==== Raw data ====

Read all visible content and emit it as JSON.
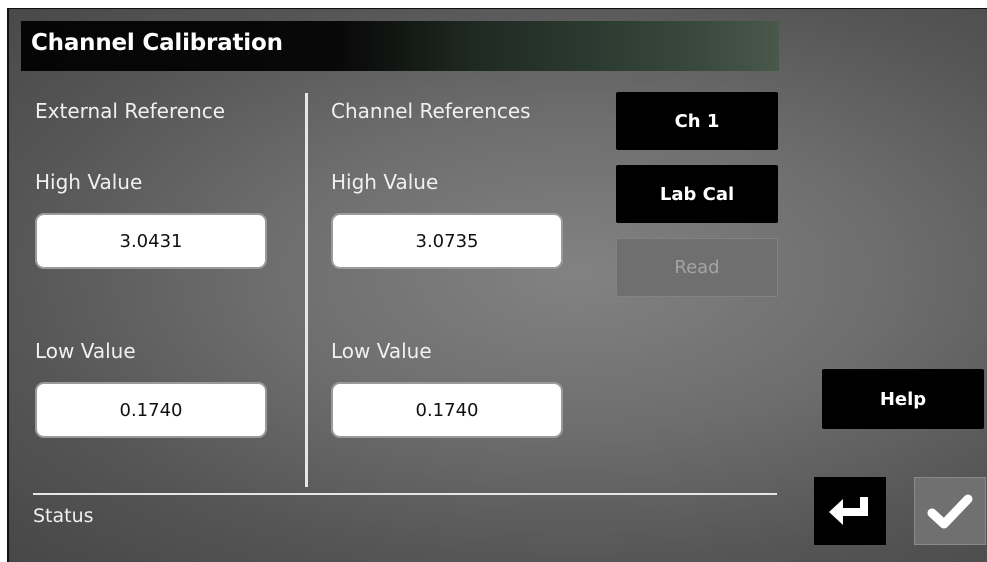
{
  "header": {
    "title": "Channel Calibration"
  },
  "external": {
    "heading": "External Reference",
    "high_label": "High Value",
    "high_value": "3.0431",
    "low_label": "Low Value",
    "low_value": "0.1740"
  },
  "channel": {
    "heading": "Channel References",
    "high_label": "High Value",
    "high_value": "3.0735",
    "low_label": "Low Value",
    "low_value": "0.1740"
  },
  "buttons": {
    "channel": "Ch 1",
    "lab_cal": "Lab Cal",
    "read": "Read",
    "help": "Help"
  },
  "status": {
    "label": "Status"
  },
  "icons": {
    "enter": "enter-return-icon",
    "accept": "checkmark-icon"
  }
}
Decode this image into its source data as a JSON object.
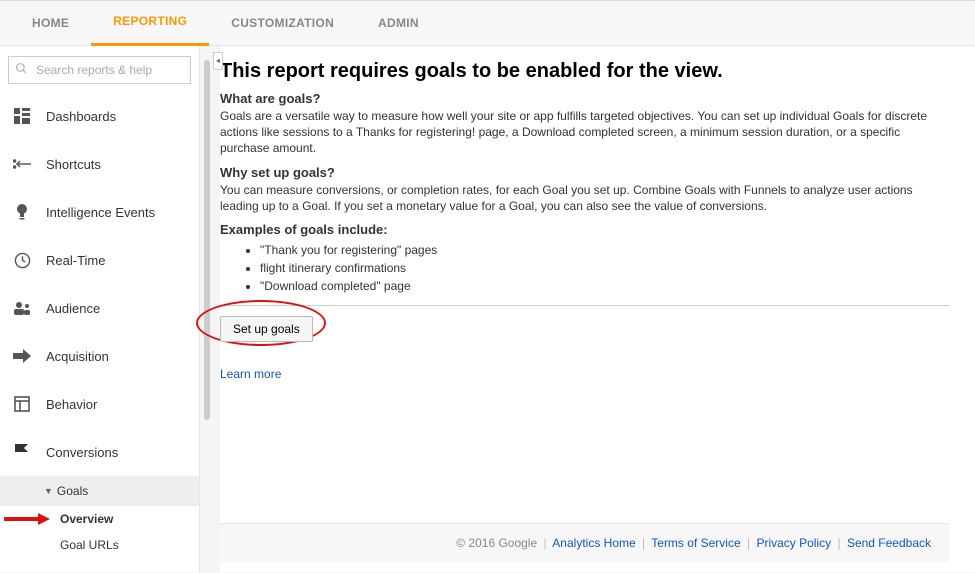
{
  "topnav": {
    "tabs": [
      {
        "label": "HOME"
      },
      {
        "label": "REPORTING"
      },
      {
        "label": "CUSTOMIZATION"
      },
      {
        "label": "ADMIN"
      }
    ],
    "active_index": 1
  },
  "search": {
    "placeholder": "Search reports & help"
  },
  "sidebar": {
    "items": [
      {
        "label": "Dashboards",
        "icon": "dashboard-icon"
      },
      {
        "label": "Shortcuts",
        "icon": "shortcuts-icon"
      },
      {
        "label": "Intelligence Events",
        "icon": "bulb-icon"
      },
      {
        "label": "Real-Time",
        "icon": "clock-icon"
      },
      {
        "label": "Audience",
        "icon": "audience-icon"
      },
      {
        "label": "Acquisition",
        "icon": "acquisition-icon"
      },
      {
        "label": "Behavior",
        "icon": "behavior-icon"
      },
      {
        "label": "Conversions",
        "icon": "flag-icon"
      }
    ],
    "goals_label": "Goals",
    "overview_label": "Overview",
    "goal_urls_label": "Goal URLs"
  },
  "report": {
    "title": "This report requires goals to be enabled for the view.",
    "what_heading": "What are goals?",
    "what_body": "Goals are a versatile way to measure how well your site or app fulfills targeted objectives. You can set up individual Goals for discrete actions like sessions to a Thanks for registering! page, a Download completed screen, a minimum session duration, or a specific purchase amount.",
    "why_heading": "Why set up goals?",
    "why_body": "You can measure conversions, or completion rates, for each Goal you set up. Combine Goals with Funnels to analyze user actions leading up to a Goal. If you set a monetary value for a Goal, you can also see the value of conversions.",
    "examples_heading": "Examples of goals include:",
    "examples": [
      "\"Thank you for registering\" pages",
      "flight itinerary confirmations",
      "\"Download completed\" page"
    ],
    "setup_button": "Set up goals",
    "learn_more": "Learn more"
  },
  "footer": {
    "copyright": "© 2016 Google",
    "links": [
      "Analytics Home",
      "Terms of Service",
      "Privacy Policy",
      "Send Feedback"
    ]
  }
}
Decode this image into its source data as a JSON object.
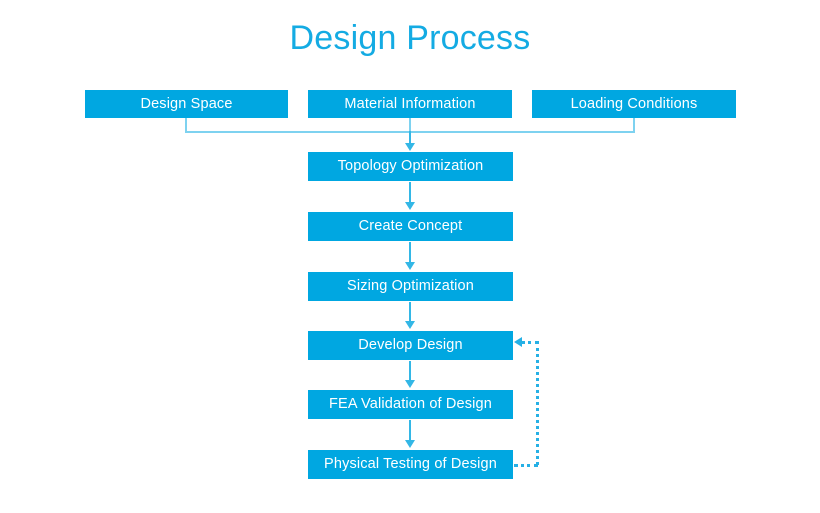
{
  "title": "Design Process",
  "accent_color": "#00A7E1",
  "title_color": "#14ABE3",
  "connector_color": "#33B7E6",
  "bracket_color": "#7ED2F0",
  "dotted_color": "#26B0E5",
  "background_color": "#FFFFFF",
  "diagram": {
    "inputs": [
      {
        "id": "design-space",
        "label": "Design Space"
      },
      {
        "id": "material-information",
        "label": "Material Information"
      },
      {
        "id": "loading-conditions",
        "label": "Loading Conditions"
      }
    ],
    "steps": [
      {
        "id": "topology-optimization",
        "label": "Topology Optimization"
      },
      {
        "id": "create-concept",
        "label": "Create Concept"
      },
      {
        "id": "sizing-optimization",
        "label": "Sizing Optimization"
      },
      {
        "id": "develop-design",
        "label": "Develop Design"
      },
      {
        "id": "fea-validation-of-design",
        "label": "FEA Validation of Design"
      },
      {
        "id": "physical-testing-of-design",
        "label": "Physical Testing of Design"
      }
    ],
    "connectors": {
      "merge_bracket": "three inputs merge into Topology Optimization",
      "feedback_loop": "Physical Testing of Design feeds back to Develop Design",
      "feedback_style": "dotted"
    }
  }
}
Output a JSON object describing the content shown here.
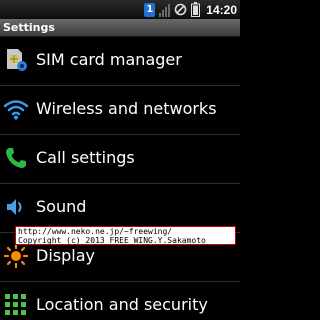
{
  "status_bar": {
    "sim_number": "1",
    "time": "14:20",
    "icons": [
      "sim-1-icon",
      "signal-icon",
      "no-signal-icon",
      "battery-icon"
    ]
  },
  "header": {
    "title": "Settings"
  },
  "settings_items": [
    {
      "label": "SIM card manager",
      "icon": "sim-card-gear-icon"
    },
    {
      "label": "Wireless and networks",
      "icon": "wifi-icon"
    },
    {
      "label": "Call settings",
      "icon": "phone-icon"
    },
    {
      "label": "Sound",
      "icon": "speaker-icon"
    },
    {
      "label": "Display",
      "icon": "brightness-icon"
    },
    {
      "label": "Location and security",
      "icon": "grid-lock-icon"
    }
  ],
  "watermark": {
    "line1": "http://www.neko.ne.jp/~freewing/",
    "line2": "Copyright (c) 2013 FREE WING.Y.Sakamoto"
  },
  "colors": {
    "wifi": "#3a9be8",
    "phone": "#2fb84a",
    "sound": "#4a9fe6",
    "display": "#ff8a00",
    "location": "#4ec24e",
    "sim_badge": "#1f6fd6"
  }
}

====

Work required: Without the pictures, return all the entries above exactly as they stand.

Reply:
Read all visible content and emit it as JSON.
{
  "header": {
    "title": "Channel Calibration"
  },
  "external": {
    "heading": "External Reference",
    "high_label": "High Value",
    "high_value": "3.0431",
    "low_label": "Low Value",
    "low_value": "0.1740"
  },
  "channel": {
    "heading": "Channel References",
    "high_label": "High Value",
    "high_value": "3.0735",
    "low_label": "Low Value",
    "low_value": "0.1740"
  },
  "buttons": {
    "channel": "Ch 1",
    "lab_cal": "Lab Cal",
    "read": "Read",
    "help": "Help"
  },
  "status": {
    "label": "Status"
  },
  "icons": {
    "enter": "enter-return-icon",
    "accept": "checkmark-icon"
  }
}
Decode this image into its source data as a JSON object.
{
  "topnav": {
    "tabs": [
      {
        "label": "HOME"
      },
      {
        "label": "REPORTING"
      },
      {
        "label": "CUSTOMIZATION"
      },
      {
        "label": "ADMIN"
      }
    ],
    "active_index": 1
  },
  "search": {
    "placeholder": "Search reports & help"
  },
  "sidebar": {
    "items": [
      {
        "label": "Dashboards",
        "icon": "dashboard-icon"
      },
      {
        "label": "Shortcuts",
        "icon": "shortcuts-icon"
      },
      {
        "label": "Intelligence Events",
        "icon": "bulb-icon"
      },
      {
        "label": "Real-Time",
        "icon": "clock-icon"
      },
      {
        "label": "Audience",
        "icon": "audience-icon"
      },
      {
        "label": "Acquisition",
        "icon": "acquisition-icon"
      },
      {
        "label": "Behavior",
        "icon": "behavior-icon"
      },
      {
        "label": "Conversions",
        "icon": "flag-icon"
      }
    ],
    "goals_label": "Goals",
    "overview_label": "Overview",
    "goal_urls_label": "Goal URLs"
  },
  "report": {
    "title": "This report requires goals to be enabled for the view.",
    "what_heading": "What are goals?",
    "what_body": "Goals are a versatile way to measure how well your site or app fulfills targeted objectives. You can set up individual Goals for discrete actions like sessions to a Thanks for registering! page, a Download completed screen, a minimum session duration, or a specific purchase amount.",
    "why_heading": "Why set up goals?",
    "why_body": "You can measure conversions, or completion rates, for each Goal you set up. Combine Goals with Funnels to analyze user actions leading up to a Goal. If you set a monetary value for a Goal, you can also see the value of conversions.",
    "examples_heading": "Examples of goals include:",
    "examples": [
      "\"Thank you for registering\" pages",
      "flight itinerary confirmations",
      "\"Download completed\" page"
    ],
    "setup_button": "Set up goals",
    "learn_more": "Learn more"
  },
  "footer": {
    "copyright": "© 2016 Google",
    "links": [
      "Analytics Home",
      "Terms of Service",
      "Privacy Policy",
      "Send Feedback"
    ]
  }
}
Decode this image into its source data as a JSON object.
{
  "title": "Design Process",
  "accent_color": "#00A7E1",
  "title_color": "#14ABE3",
  "connector_color": "#33B7E6",
  "bracket_color": "#7ED2F0",
  "dotted_color": "#26B0E5",
  "background_color": "#FFFFFF",
  "diagram": {
    "inputs": [
      {
        "id": "design-space",
        "label": "Design Space"
      },
      {
        "id": "material-information",
        "label": "Material Information"
      },
      {
        "id": "loading-conditions",
        "label": "Loading Conditions"
      }
    ],
    "steps": [
      {
        "id": "topology-optimization",
        "label": "Topology Optimization"
      },
      {
        "id": "create-concept",
        "label": "Create Concept"
      },
      {
        "id": "sizing-optimization",
        "label": "Sizing Optimization"
      },
      {
        "id": "develop-design",
        "label": "Develop Design"
      },
      {
        "id": "fea-validation-of-design",
        "label": "FEA Validation of Design"
      },
      {
        "id": "physical-testing-of-design",
        "label": "Physical Testing of Design"
      }
    ],
    "connectors": {
      "merge_bracket": "three inputs merge into Topology Optimization",
      "feedback_loop": "Physical Testing of Design feeds back to Develop Design",
      "feedback_style": "dotted"
    }
  }
}
Output a JSON object describing the content shown here.
{
  "status_bar": {
    "sim_number": "1",
    "time": "14:20",
    "icons": [
      "sim-1-icon",
      "signal-icon",
      "no-signal-icon",
      "battery-icon"
    ]
  },
  "header": {
    "title": "Settings"
  },
  "settings_items": [
    {
      "label": "SIM card manager",
      "icon": "sim-card-gear-icon"
    },
    {
      "label": "Wireless and networks",
      "icon": "wifi-icon"
    },
    {
      "label": "Call settings",
      "icon": "phone-icon"
    },
    {
      "label": "Sound",
      "icon": "speaker-icon"
    },
    {
      "label": "Display",
      "icon": "brightness-icon"
    },
    {
      "label": "Location and security",
      "icon": "grid-lock-icon"
    }
  ],
  "watermark": {
    "line1": "http://www.neko.ne.jp/~freewing/",
    "line2": "Copyright (c) 2013 FREE WING.Y.Sakamoto"
  },
  "colors": {
    "wifi": "#3a9be8",
    "phone": "#2fb84a",
    "sound": "#4a9fe6",
    "display": "#ff8a00",
    "location": "#4ec24e",
    "sim_badge": "#1f6fd6"
  }
}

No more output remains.